• “My Girl,” the Temptations, or “What a Wonderful World,” Louis Armstrong (Campbell).
• “Your Joy,” Chrisette Michele. “This one has my heart because the year this was released, my 12-year-old daughter out of the blue said to me, ‘Daddy, when I get married, I want to dance with you to this song.’ I tear up every time I hear it.” (DJ Digie)
• “The Way You Look Tonight,” Frank Sinatra. “It nicely rides the line of describing love without getting too romantic.” (Grimm)
• “He Didn’t Have to Be,” by Brad Paisley. Picked for the stepdads: “I don’t know if there could be a more perfect song to show this special relationship.” (Burns)
Not so great: “Pay attention to lyrics. I’ve had some very uncomfortable father-daughter dances where the song choice is lyrically all about romantic love rather than familial love.” (Holder)
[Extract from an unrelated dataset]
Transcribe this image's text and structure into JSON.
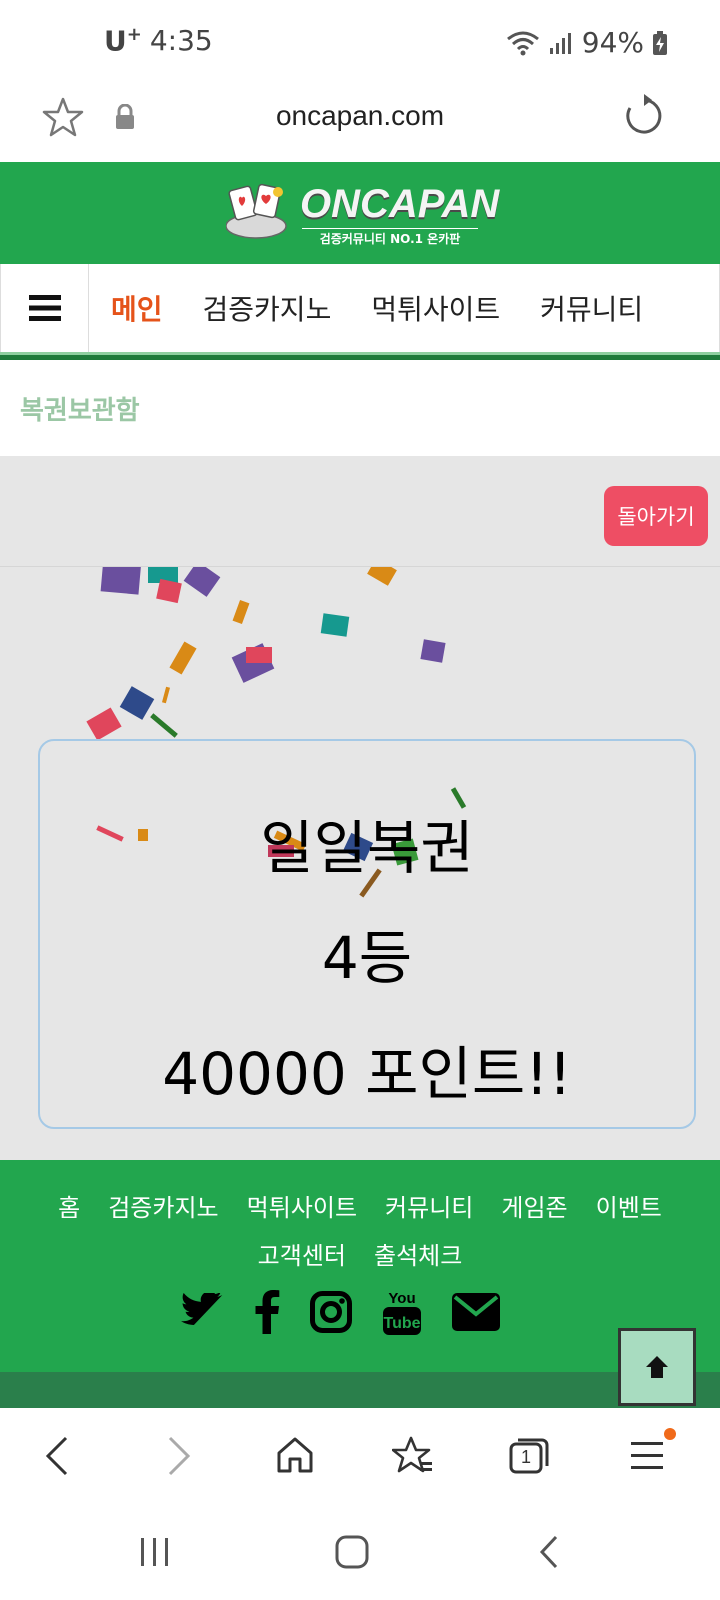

Best for packing the dance floor
• “September,” Earth, Wind & Fire. (Campbell)
• “Before I Let Go,” Frankie Beverly and Maze. “Never start the party with a slower-tempo song! You want something that feels good and hits within the first few notes. This classic will make the party happen!” (DJ Digie)
• “Ain’t No Mountain High Enough,” Marvin Gaye & Tammi Terrell. “A great kick starter to get people in the dancing mood.” (Grimm)
• “Brown Eyed Girl,” “Respect,” “Uptown Funk,” “Party in the USA,” etc. “The goal is to get people on the dance floor having a good time, not hearing your favorite obscure indie songs. There’s a reason why (those songs) have stood the test of time: They’re fun to dance to, and everyone knows them, and everyone sings along.” (Holder)
Not so great: “Dancing Queen,” Abba (Campbell, overplayed); “Pony,” Ginuwine (DJ Digie notes the innuendos: “This one can work late-night when kids and older folks are gone, but to start off with this, it could be a big mistake”); anything by Josh Groban (Burns: “Ask me how many times I’ve been asked to play Groban with tons of people on the dance floor near the end of the night. I am kind, and I will smile and write down your request and say “Great idea! I’ll try to fit it in,” but I’m not about to play ‘The Prayer’ after I play Lizzo”).
Our wedding experts: Kelsey Burns, DJ with Adagio Djay Entertainment; Emil Carter, singer in the R Factor; Jennifer Grimm, singer; Rachel Holder, singer; Roosevelt Mansfield, aka DJ Digie; Jake Rudh, DJ with Transmission Music.